→ **PROMPT**: From the records below, take each line where the string "caselle" shows up and copy it.

+ + + + + + +

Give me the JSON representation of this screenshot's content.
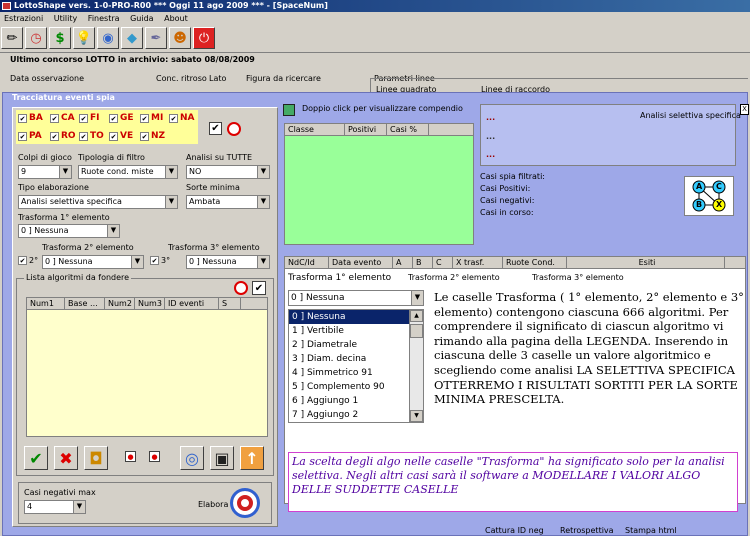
{
  "window": {
    "title": "LottoShape vers. 1-0-PRO-R00   ***   Oggi 11 ago 2009   ***   - [SpaceNum]"
  },
  "menu": [
    "Estrazioni",
    "Utility",
    "Finestra",
    "Guida",
    "About"
  ],
  "header": {
    "archive": "Ultimo concorso LOTTO in archivio: sabato 08/08/2009",
    "data_osservazione": "Data osservazione",
    "conc_ritroso": "Conc. ritroso",
    "lato": "Lato",
    "figura": "Figura da ricercare",
    "parametri": "Parametri linee",
    "linee_quadrato": "Linee quadrato",
    "linee_raccordo": "Linee di raccordo"
  },
  "spia": {
    "title": "Tracciatura eventi spia",
    "wheels_row1": [
      "BA",
      "CA",
      "FI",
      "GE",
      "MI",
      "NA"
    ],
    "wheels_row2": [
      "PA",
      "RO",
      "TO",
      "VE",
      "NZ"
    ],
    "colpi_label": "Colpi di gioco",
    "colpi_value": "9",
    "tipologia_label": "Tipologia di filtro",
    "tipologia_value": "Ruote cond. miste",
    "analisi_tutte_label": "Analisi su TUTTE",
    "analisi_tutte_value": "NO",
    "tipo_label": "Tipo elaborazione",
    "tipo_value": "Analisi selettiva specifica",
    "sorte_label": "Sorte minima",
    "sorte_value": "Ambata",
    "trasf1_label": "Trasforma 1° elemento",
    "trasf1_value": "0 ] Nessuna",
    "trasf2_label": "Trasforma 2° elemento",
    "trasf2_value": "0 ] Nessuna",
    "trasf3_label": "Trasforma 3° elemento",
    "trasf3_value": "0 ] Nessuna",
    "check2": "2°",
    "check3": "3°",
    "lista_label": "Lista algoritmi da fondere",
    "lista_cols": [
      "Num1",
      "Base ...",
      "Num2",
      "Num3",
      "ID eventi",
      "S"
    ],
    "casi_neg_label": "Casi negativi max",
    "casi_neg_value": "4",
    "elabora": "Elabora"
  },
  "right": {
    "compendio": "Doppio click per visualizzare compendio",
    "classe_cols": [
      "Classe",
      "Positivi",
      "Casi %"
    ],
    "analisi_selettiva": "Analisi selettiva specifica",
    "dots": [
      "...",
      "...",
      "..."
    ],
    "casi_filtrati": "Casi spia filtrati:",
    "casi_positivi": "Casi Positivi:",
    "casi_negativi": "Casi negativi:",
    "casi_corso": "Casi in corso:",
    "diagram_labels": [
      "A",
      "C",
      "B",
      "X"
    ],
    "event_cols": [
      "NdC/Id",
      "Data evento",
      "A",
      "B",
      "C",
      "X trasf.",
      "Ruote Cond.",
      "Esiti"
    ],
    "trasf1": "Trasforma 1° elemento",
    "trasf2": "Trasforma 2° elemento",
    "trasf3": "Trasforma 3° elemento",
    "dropdown_value": "0 ] Nessuna",
    "list_items": [
      "0 ] Nessuna",
      "1 ] Vertibile",
      "2 ] Diametrale",
      "3 ] Diam. decina",
      "4 ] Simmetrico 91",
      "5 ] Complemento 90",
      "6 ] Aggiungo 1",
      "7 ] Aggiungo 2"
    ],
    "legend": "Le caselle Trasforma ( 1° elemento, 2° elemento e 3° elemento) contengono ciascuna 666 algoritmi. Per comprendere il significato di ciascun algoritmo vi rimando alla pagina della LEGENDA. Inserendo in ciascuna delle 3 caselle un valore algoritmico e scegliendo come analisi LA SELETTIVA SPECIFICA OTTERREMO I RISULTATI SORTITI PER LA SORTE MINIMA PRESCELTA.",
    "note": "La scelta degli algo nelle caselle \"Trasforma\" ha significato solo per la analisi selettiva. Negli altri casi sarà il software a MODELLARE I VALORI ALGO DELLE SUDDETTE CASELLE",
    "bottom_buttons": [
      "Cattura ID neg",
      "Retrospettiva",
      "Stampa html"
    ]
  }
}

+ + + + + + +

→ **WRITTEN RESPONSE**:
    "legend": "Le caselle Trasforma ( 1° elemento, 2° elemento e 3° elemento) contengono ciascuna 666 algoritmi. Per comprendere il significato di ciascun algoritmo vi rimando alla pagina della LEGENDA. Inserendo in ciascuna delle 3 caselle un valore algoritmico e scegliendo come analisi LA SELETTIVA SPECIFICA OTTERREMO I RISULTATI SORTITI PER LA SORTE MINIMA PRESCELTA.",
    "note": "La scelta degli algo nelle caselle \"Trasforma\" ha significato solo per la analisi selettiva. Negli altri casi sarà il software a MODELLARE I VALORI ALGO DELLE SUDDETTE CASELLE",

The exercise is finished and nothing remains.